*** Raw data

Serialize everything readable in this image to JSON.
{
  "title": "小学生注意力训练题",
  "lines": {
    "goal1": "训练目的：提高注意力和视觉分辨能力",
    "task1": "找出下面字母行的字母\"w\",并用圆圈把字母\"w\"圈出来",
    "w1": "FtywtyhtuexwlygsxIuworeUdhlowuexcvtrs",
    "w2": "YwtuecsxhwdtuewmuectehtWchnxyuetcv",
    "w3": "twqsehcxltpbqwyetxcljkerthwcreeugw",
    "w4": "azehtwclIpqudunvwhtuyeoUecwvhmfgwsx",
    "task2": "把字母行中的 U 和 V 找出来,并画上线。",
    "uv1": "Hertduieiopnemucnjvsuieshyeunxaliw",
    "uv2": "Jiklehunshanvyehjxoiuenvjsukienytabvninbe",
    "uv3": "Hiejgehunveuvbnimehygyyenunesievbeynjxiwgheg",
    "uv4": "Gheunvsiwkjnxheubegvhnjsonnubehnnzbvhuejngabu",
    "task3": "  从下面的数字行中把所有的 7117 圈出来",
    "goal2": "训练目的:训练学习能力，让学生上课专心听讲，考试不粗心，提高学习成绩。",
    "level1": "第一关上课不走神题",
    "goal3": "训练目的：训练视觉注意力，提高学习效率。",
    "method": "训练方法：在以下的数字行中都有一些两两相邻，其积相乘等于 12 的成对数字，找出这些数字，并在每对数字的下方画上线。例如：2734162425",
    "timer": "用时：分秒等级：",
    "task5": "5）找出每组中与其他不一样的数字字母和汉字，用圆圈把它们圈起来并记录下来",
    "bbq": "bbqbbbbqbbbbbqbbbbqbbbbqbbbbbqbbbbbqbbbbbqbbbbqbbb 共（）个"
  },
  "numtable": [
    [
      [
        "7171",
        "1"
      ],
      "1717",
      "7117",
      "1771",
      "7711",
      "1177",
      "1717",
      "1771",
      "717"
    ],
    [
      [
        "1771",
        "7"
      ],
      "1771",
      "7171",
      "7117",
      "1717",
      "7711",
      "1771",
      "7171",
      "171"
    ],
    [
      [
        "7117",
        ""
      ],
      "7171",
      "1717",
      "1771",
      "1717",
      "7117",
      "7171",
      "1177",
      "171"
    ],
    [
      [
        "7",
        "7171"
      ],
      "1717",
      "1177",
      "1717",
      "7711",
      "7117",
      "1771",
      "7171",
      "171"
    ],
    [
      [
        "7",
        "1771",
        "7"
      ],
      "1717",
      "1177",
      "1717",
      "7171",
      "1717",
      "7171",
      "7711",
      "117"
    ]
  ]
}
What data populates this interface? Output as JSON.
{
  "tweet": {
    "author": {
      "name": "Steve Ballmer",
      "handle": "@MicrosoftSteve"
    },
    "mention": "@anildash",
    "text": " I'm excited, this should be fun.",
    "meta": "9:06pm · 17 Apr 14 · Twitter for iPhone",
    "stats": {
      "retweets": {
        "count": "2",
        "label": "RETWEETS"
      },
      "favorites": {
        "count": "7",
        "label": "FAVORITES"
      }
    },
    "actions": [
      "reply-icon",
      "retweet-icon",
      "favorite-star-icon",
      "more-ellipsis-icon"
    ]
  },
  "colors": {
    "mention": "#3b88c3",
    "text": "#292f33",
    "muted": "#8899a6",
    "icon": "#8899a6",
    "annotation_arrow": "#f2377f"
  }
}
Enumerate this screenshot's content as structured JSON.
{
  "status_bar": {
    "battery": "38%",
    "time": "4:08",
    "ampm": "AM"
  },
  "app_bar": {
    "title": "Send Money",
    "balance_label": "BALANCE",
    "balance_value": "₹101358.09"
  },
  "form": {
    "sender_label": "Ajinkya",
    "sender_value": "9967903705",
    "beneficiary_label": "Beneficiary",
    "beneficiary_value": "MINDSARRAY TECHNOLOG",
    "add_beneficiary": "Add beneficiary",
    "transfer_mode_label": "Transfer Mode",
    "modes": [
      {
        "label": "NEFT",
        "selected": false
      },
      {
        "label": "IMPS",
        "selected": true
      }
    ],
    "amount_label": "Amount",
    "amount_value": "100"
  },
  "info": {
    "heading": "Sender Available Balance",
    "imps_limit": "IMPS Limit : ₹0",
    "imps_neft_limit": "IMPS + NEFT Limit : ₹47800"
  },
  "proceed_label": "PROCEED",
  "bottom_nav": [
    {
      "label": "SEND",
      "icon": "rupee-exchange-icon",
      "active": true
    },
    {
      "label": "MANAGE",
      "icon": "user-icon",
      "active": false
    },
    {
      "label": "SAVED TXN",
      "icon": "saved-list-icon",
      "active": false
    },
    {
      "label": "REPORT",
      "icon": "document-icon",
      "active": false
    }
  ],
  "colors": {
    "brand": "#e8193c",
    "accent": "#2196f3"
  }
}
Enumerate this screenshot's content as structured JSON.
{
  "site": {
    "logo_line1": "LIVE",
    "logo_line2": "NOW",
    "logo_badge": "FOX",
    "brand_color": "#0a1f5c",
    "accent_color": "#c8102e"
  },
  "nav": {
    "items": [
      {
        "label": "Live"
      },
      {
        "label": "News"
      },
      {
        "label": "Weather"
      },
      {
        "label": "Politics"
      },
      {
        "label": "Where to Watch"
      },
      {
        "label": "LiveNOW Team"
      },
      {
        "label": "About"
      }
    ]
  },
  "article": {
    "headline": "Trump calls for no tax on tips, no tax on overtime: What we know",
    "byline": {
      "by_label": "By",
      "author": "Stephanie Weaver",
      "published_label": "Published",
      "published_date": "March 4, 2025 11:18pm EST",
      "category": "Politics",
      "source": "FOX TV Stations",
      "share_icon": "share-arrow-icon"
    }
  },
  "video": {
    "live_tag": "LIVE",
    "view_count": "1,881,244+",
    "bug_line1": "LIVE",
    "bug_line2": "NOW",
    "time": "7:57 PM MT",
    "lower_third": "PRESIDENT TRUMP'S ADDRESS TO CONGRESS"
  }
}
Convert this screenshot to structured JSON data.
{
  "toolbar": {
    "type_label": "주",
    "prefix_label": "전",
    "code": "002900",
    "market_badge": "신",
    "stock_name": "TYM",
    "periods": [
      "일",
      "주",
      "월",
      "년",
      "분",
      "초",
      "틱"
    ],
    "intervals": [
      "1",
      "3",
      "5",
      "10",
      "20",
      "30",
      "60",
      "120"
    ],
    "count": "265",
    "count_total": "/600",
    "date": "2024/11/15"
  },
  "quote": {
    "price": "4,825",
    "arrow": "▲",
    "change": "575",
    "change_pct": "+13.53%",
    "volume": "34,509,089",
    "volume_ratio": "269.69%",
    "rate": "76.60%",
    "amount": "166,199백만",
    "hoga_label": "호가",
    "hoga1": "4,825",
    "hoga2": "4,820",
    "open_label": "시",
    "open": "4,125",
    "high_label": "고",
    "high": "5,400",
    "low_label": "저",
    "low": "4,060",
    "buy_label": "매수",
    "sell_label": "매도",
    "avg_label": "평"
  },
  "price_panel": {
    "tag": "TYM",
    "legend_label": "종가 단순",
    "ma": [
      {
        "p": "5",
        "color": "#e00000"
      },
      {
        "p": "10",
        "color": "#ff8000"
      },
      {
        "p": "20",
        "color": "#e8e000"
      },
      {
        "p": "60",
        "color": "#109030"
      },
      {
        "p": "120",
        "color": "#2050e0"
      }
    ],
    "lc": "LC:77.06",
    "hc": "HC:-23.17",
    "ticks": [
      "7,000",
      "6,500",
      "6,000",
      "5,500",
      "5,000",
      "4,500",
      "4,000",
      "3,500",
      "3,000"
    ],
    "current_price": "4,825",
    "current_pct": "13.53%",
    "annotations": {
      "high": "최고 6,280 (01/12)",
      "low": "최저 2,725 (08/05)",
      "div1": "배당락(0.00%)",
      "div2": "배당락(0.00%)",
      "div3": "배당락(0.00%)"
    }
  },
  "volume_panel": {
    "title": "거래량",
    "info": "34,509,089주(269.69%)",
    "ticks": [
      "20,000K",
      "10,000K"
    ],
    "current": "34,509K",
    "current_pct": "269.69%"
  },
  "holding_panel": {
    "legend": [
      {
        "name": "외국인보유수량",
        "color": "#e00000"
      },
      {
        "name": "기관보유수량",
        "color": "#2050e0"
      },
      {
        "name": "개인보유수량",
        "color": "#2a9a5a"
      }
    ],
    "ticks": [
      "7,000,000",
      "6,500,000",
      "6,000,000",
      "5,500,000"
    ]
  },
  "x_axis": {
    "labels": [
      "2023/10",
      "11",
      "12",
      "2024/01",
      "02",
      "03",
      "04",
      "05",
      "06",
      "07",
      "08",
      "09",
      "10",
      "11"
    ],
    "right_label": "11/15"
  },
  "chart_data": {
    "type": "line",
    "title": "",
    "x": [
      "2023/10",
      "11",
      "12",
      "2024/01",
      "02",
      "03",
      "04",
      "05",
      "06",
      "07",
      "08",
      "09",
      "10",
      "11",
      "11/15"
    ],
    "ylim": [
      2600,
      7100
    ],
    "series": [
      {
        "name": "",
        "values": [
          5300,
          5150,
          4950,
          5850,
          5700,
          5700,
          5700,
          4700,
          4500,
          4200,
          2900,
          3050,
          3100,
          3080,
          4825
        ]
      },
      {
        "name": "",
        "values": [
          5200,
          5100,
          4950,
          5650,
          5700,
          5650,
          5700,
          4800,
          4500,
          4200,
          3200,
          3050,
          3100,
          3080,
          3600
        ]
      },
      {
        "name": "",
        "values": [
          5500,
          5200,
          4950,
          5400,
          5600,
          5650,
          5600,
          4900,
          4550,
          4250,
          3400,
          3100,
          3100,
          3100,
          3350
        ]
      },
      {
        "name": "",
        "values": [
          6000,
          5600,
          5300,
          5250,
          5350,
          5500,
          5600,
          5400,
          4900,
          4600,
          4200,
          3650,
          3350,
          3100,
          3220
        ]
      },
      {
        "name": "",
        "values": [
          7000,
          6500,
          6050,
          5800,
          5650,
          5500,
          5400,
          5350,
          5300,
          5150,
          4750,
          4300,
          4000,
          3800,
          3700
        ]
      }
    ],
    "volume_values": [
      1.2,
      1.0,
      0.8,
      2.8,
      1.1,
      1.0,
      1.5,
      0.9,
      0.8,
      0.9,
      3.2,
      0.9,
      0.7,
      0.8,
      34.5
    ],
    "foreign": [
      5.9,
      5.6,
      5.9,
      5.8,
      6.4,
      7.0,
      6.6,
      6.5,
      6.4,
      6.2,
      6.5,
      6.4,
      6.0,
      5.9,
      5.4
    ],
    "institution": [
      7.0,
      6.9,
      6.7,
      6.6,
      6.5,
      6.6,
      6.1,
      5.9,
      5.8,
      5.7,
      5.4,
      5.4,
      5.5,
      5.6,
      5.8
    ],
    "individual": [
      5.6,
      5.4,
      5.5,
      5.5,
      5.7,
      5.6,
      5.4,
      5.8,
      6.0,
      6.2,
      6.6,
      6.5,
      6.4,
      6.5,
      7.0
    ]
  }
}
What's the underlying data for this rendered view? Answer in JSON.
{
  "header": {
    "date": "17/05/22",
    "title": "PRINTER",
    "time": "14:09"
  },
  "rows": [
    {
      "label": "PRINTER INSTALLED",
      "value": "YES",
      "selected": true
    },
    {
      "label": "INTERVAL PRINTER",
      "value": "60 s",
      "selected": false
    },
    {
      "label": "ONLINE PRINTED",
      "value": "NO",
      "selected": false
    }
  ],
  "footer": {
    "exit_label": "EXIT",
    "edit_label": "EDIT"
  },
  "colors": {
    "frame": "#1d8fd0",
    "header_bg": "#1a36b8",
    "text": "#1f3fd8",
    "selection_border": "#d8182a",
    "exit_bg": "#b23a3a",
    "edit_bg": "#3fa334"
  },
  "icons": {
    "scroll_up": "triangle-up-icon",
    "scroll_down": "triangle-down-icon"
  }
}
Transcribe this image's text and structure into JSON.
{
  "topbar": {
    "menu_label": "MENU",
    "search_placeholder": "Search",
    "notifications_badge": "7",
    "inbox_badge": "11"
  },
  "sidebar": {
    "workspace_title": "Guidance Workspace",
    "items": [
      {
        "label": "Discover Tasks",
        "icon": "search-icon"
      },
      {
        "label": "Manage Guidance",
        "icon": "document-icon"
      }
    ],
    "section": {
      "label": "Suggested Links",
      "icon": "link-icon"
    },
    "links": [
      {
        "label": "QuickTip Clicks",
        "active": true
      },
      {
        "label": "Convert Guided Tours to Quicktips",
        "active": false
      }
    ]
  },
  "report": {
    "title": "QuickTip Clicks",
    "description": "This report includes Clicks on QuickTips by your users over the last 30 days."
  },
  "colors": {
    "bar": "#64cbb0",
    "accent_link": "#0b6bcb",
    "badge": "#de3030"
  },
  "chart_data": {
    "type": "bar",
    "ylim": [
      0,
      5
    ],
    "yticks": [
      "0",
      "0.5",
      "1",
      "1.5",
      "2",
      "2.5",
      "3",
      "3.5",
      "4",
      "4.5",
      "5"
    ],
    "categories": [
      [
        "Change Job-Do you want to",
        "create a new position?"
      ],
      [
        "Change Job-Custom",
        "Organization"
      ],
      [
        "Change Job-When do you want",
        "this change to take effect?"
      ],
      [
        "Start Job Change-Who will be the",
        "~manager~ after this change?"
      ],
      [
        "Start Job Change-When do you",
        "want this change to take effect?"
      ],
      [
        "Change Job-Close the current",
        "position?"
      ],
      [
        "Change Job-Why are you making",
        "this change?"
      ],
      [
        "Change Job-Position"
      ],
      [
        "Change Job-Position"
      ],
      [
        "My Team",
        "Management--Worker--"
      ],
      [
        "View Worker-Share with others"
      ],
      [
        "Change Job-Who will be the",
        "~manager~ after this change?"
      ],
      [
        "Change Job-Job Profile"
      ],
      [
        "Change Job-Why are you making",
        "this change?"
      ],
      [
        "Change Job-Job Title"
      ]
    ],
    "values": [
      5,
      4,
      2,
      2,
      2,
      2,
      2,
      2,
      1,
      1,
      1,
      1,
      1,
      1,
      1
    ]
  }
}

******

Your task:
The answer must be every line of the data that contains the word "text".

Your response:
    "text": " I'm excited, this should be fun.",
    "text": "#292f33",
    "text": "#1f3fd8",
Transcribe this image's text and structure into JSON.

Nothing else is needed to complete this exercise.